by Leslie Lang
photo by Macario


From the outside, Wayne Subica’s nonprofit museum, Memories of Hawai‘i, is just another unassuming storefront on Hilo’s Keawe Street. Inside, it’s an impressive, extensive collection of memorabilia about Hawai‘i’s sports, plantation life and railroads. Where else could you learn about the time “the world’s fastest human,” Jesse Owens, raced the Big Island’s fastest horse? It was in Hilo’s Ho‘olulu Park in 1946—and the horse won by a neck.

“I want to preserve and show how plantation life was back before everything went out of sugar,” says Subica, a retired USDA employee. He displays such bygone items as bango (number) tags, which sugar plantations used to identify and pay workers; an 1890 coffee grinder; and the brass whistle that used to announce lunchtime at the Kohala Sugar Company. One display lists all 157 cars registered on the Big Island in 1910; it’s interesting for its familiar Hawai‘i surnames as well as the automobile models it mentions: Studebakers and Hupmobiles as well as Cadillacs and Fords. There’s a 1915 license plate made of porcelain ( #352) and a nine-foot-tall 1920s gas pump.

Subica says people who stop into his museum often discover photos of grandparents or of themselves as children—like the man who recently saw a 1933 photo of Babe Ruth tossing coins to kids from his arriving ship. “He called out to me, ‘Hey! I was the one diving for the coins!’” says Subica. “Every week something like that happens in here.”

After just a year in existence, the museum is already outgrowing its space.

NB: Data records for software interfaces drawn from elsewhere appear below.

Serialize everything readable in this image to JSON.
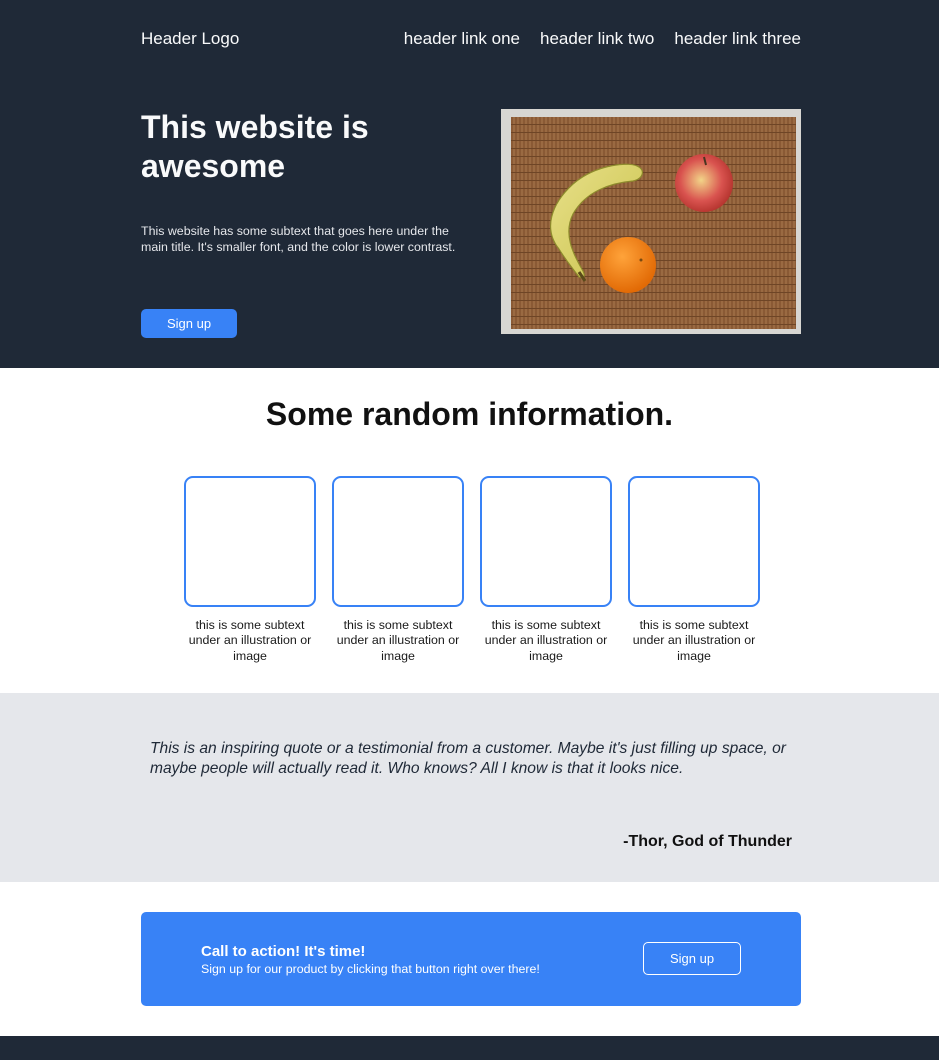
{
  "header": {
    "logo": "Header Logo",
    "links": [
      "header link one",
      "header link two",
      "header link three"
    ]
  },
  "hero": {
    "title": "This website is awesome",
    "subtext": "This website has some subtext that goes here under the main title. It's smaller font, and the color is lower contrast.",
    "button_label": "Sign up",
    "image_icon": "fruit-photo"
  },
  "info": {
    "title": "Some random information.",
    "cards": [
      {
        "text": "this is some subtext under an illustration or image"
      },
      {
        "text": "this is some subtext under an illustration or image"
      },
      {
        "text": "this is some subtext under an illustration or image"
      },
      {
        "text": "this is some subtext under an illustration or image"
      }
    ]
  },
  "quote": {
    "text": "This is an inspiring quote or a testimonial from a customer. Maybe it's just filling up space, or maybe people will actually read it. Who knows? All I know is that it looks nice.",
    "author": "-Thor, God of Thunder"
  },
  "cta": {
    "title": "Call to action! It's time!",
    "subtext": "Sign up for our product by clicking that button right over there!",
    "button_label": "Sign up"
  },
  "colors": {
    "dark_bg": "#1f2937",
    "accent": "#3882f6",
    "quote_bg": "#e5e7eb"
  }
}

Subica’s working to acquire Hilo’s historic railroad round house, where the town’s trains were repaired and stored, to relocate his museum. And he could keep his train there, too, if that dream comes to fruition—he’s found, in California, a restored train that ran between several Hawai‘i sugar plantations in the ’20s and ’30s, and he’s hoping to buy it and bring it home, to run from the docks to downtown. “Wouldn’t that be great,” he enthuses, “to bring a 1925 train from Hilo back to where it came from?” Memories of Hawai‘i is at 301 Keawe St. in Hilo.

Memories of Hawai‘i
(808) 961-0024